# Material provided
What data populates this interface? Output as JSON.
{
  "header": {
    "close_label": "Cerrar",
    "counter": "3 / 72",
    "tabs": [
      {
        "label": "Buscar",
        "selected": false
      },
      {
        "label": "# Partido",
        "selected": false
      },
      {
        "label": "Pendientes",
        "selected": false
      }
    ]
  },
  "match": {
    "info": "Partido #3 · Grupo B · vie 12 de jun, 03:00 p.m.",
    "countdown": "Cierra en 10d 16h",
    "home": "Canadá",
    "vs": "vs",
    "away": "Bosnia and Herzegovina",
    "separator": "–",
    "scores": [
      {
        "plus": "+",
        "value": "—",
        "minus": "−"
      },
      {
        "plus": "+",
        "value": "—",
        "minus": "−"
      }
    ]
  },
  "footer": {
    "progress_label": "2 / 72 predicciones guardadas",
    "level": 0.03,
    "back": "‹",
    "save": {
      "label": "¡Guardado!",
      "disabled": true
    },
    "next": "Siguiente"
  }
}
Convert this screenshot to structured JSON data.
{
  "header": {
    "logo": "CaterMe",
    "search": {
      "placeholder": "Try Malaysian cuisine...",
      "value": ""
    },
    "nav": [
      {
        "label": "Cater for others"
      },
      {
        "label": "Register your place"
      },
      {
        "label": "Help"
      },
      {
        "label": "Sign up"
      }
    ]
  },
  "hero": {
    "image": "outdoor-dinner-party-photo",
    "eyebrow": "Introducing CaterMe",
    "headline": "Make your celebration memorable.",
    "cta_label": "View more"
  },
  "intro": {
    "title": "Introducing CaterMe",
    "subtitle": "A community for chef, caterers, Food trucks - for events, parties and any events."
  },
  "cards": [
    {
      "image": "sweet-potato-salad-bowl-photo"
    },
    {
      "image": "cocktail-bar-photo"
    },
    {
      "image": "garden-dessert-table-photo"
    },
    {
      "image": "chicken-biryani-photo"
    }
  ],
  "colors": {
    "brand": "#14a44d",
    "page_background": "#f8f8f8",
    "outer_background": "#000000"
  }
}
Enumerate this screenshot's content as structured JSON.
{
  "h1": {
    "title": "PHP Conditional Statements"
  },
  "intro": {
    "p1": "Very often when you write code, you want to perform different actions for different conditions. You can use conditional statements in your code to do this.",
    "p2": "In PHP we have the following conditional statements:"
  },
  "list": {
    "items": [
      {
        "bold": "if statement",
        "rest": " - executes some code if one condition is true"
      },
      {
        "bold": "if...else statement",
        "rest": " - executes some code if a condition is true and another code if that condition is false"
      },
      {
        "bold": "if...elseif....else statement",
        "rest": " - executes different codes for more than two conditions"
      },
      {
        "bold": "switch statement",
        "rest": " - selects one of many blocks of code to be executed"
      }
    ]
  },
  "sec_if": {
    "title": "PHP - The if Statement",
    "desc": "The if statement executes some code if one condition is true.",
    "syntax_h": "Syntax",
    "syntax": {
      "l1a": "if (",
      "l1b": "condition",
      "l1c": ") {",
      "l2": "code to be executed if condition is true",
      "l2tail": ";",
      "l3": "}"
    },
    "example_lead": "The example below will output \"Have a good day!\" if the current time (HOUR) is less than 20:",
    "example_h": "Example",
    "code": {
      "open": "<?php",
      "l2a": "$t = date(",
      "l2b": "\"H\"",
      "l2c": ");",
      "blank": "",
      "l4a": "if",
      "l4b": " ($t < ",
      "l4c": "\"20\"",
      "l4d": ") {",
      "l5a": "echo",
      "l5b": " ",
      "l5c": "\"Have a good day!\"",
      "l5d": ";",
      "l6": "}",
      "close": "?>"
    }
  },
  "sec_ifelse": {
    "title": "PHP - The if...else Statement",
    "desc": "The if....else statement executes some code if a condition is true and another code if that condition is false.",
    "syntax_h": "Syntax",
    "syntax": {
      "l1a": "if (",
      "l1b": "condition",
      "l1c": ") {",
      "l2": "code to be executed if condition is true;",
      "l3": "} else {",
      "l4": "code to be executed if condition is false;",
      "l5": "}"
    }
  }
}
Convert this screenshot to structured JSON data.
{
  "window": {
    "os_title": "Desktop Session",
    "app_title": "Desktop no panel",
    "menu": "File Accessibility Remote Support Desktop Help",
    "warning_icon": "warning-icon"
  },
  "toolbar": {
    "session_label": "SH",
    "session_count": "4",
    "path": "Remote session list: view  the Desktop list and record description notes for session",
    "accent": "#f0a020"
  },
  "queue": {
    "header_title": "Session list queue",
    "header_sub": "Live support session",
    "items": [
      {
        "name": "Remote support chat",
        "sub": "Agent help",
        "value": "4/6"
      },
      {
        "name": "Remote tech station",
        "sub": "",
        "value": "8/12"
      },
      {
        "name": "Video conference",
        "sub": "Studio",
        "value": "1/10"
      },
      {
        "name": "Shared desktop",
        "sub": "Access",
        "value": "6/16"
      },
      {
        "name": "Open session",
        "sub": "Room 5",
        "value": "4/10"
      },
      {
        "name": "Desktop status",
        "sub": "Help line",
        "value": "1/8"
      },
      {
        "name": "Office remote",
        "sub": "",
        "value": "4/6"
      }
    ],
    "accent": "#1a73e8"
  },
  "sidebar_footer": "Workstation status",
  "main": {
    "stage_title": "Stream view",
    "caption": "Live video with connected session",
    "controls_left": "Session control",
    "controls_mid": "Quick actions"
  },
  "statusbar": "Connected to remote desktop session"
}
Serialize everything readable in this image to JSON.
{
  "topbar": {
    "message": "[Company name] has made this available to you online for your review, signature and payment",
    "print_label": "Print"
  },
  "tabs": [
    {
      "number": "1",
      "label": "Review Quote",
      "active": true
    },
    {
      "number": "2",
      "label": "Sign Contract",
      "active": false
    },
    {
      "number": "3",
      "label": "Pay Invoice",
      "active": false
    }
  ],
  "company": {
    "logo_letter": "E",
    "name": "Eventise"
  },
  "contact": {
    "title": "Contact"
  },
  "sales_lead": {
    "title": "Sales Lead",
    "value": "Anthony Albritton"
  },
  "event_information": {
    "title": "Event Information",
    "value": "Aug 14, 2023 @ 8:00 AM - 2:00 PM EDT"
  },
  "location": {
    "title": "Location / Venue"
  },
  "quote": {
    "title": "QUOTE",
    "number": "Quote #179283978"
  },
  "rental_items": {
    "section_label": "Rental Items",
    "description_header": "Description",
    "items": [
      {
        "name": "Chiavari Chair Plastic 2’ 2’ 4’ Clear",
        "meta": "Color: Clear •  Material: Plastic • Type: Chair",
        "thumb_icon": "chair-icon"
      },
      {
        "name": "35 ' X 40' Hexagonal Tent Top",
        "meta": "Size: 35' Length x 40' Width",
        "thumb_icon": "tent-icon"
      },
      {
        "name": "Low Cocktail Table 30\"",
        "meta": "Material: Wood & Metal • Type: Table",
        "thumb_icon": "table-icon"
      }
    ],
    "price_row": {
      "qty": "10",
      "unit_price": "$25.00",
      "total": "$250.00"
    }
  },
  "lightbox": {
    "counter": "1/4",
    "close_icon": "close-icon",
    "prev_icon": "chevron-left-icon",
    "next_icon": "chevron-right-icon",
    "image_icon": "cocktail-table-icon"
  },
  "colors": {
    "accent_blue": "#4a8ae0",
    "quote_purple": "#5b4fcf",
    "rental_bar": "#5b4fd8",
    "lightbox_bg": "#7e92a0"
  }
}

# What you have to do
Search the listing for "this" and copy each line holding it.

# Your response
What data populates this interface? Output as JSON.
Convert this screenshot to structured JSON data.
Enumerate this screenshot's content as structured JSON.
    "p1": "Very often when you write code, you want to perform different actions for different conditions. You can use conditional statements in your code to do this.",
Convert this screenshot to structured JSON data.
Serialize everything readable in this image to JSON.
    "message": "[Company name] has made this available to you online for your review, signature and payment",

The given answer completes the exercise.